NEWS & MEDIA
Georgians for a Healthy Future is frequently cited in news articles about health care issues, ensuring the consumer perspective is heard.

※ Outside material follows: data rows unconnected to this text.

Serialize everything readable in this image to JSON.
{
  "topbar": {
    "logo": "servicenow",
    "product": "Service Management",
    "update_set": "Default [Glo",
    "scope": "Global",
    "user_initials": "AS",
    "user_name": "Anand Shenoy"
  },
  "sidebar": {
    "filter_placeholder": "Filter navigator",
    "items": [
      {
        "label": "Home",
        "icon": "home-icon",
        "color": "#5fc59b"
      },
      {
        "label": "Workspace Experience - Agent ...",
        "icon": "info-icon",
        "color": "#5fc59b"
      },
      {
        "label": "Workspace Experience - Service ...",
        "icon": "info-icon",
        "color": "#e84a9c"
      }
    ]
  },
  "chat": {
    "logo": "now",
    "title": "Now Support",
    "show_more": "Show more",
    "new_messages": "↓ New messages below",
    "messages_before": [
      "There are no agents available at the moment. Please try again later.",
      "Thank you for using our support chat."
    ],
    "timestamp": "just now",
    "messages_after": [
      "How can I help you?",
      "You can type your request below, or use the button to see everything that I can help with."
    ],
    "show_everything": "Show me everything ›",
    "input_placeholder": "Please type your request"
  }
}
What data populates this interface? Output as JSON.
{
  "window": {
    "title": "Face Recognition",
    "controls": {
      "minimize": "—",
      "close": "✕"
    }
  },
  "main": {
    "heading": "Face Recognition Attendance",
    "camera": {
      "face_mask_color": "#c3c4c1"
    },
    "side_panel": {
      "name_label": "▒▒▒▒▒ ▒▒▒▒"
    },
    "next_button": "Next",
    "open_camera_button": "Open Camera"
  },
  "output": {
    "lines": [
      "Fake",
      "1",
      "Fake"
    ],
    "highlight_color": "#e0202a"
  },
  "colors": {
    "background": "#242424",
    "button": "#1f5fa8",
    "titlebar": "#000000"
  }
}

Read news stories featuring Georgians for a Healthy Future’s perspective below.
“We are very concerned about how this may impact Georgia’s Medicaid program,” said Laura Colbert, the executive director of Georgians for a Healthy Future. “When we talk about cutting Medicaid at the state level, you are really talking about cutting health care to children, seniors and people with disabilities.”
Health care was a major topic in 2017 and will continue to be in 2018. We look at the final Obamacare enrollment numbers, the potential impact of the Republicans repealing the individual mandate, and get an outlook for 2018. A conversation with Laura Colbert, executive director of Georgians for A Healthy Future.
Laura Colbert, executive director of Georgians for a Healthy Future, an organization in Atlanta that advocates for public health insurance programs, said CHIP has traditionally had bipartisan support, which makes the lag in funding all the more concerning.
“It makes us nervous on a couple fronts,” she added.
First, it could be an indicator of Congress’ willingness to support other public health programs going forward, Colbert said.
“Given the confusion around the proposed repeal of the ACA, the shorter enrollment period and the drastic cuts to consumer outreach and assistance, I expected enrollments to be much lower,” said Laura Colbert, executive director of Georgians for a Healthy Future, an advocacy organization in Atlanta that encouraged ACA sign-ups. “This year’s enrollment numbers demonstrate that the ACA is fulfilling an important need for Georgia consumers who are looking for affordable, quality health coverage.”
For advocates who support the Affordable Care Act the extension to sign up for insurance coverage was a bit of a surprise, but it was also welcome news.
“It’s tough timing to get the word out, because of the holidays, but we are going to let our partners know, especially those who serve people who may qualify for marketplace coverage,” said Laura Colbert with Georgians for a Healthy Future.
“We were really hoping Congress would reauthorize the funding for the program before funding ran out at the end of September,” said Laura Colbert, Executive Director of Georgians for a Healthy Future.
Colbert says in several states, families are already receiving letters notifying them their children will lose coverage.
“When children lose coverage, we know they don’t get the preventative healthcare they need, we know it takes a while to get them re-enrolled, and children’s health really impacts them in the long term,” Colbert said.
Laura Colbert of the consumer group Georgians for a Healthy Future, which supports the ACA, said Wednesday that the repeal of the individual mandate “exacerbates the problems that consumers are already facing in the insurance market, namely rising premiums and a limited choice of insurers. Instead of enacting policy that will result in fewer people with insurance coverage and higher costs for those that remain insured, our elected officials should be focused on how to cover more people more affordably.”
“We are starting to be very concerned,” said Laura Colbert, the executive director of Georgians for a Healthy Future. “We really thought CHIP was going to be reauthorized — first before the funding expired; then we thought it would take two or three weeks before it got refunded. And now here we are two weeks before the end of December and families are starting to get notices that they’re going to get cut off and states are running out of money.”
“We know that health of children really impacts their health as they grow older so any lapse in coverage could have long-term impacts,” said Laura Colbert, executive director at the nonprofit health advocacy group Georgians for a Healthy Future. “In other states, we’ve seen that if they’ve had to dis-enroll children even temporarily from CHIP program, it’s really hard to get those families re-enrolled and those kids re-covered. So any discontinuation of the program even if it two months or six months later, it can be very significant for the health of children in Georgia.”
Laura Colbert, the executive director of Georgians for a Healthy Future, said her organization is “very concerned” that Medicaid reductions could be in the offing after the tax bill gets approved.
“Earlier this year we saw proposals to block-grant Medicaid or restructure its funding to provide less money to serve the same number of people,” Colbert said. “We are really concerned with the tax bill … that those proposals will be revived and that we will again have to look at what restructuring would look like here.
“When we are talking about cutting Medicaid at the state level, you are really talking about cutting health care to children, seniors and people with disabilities.”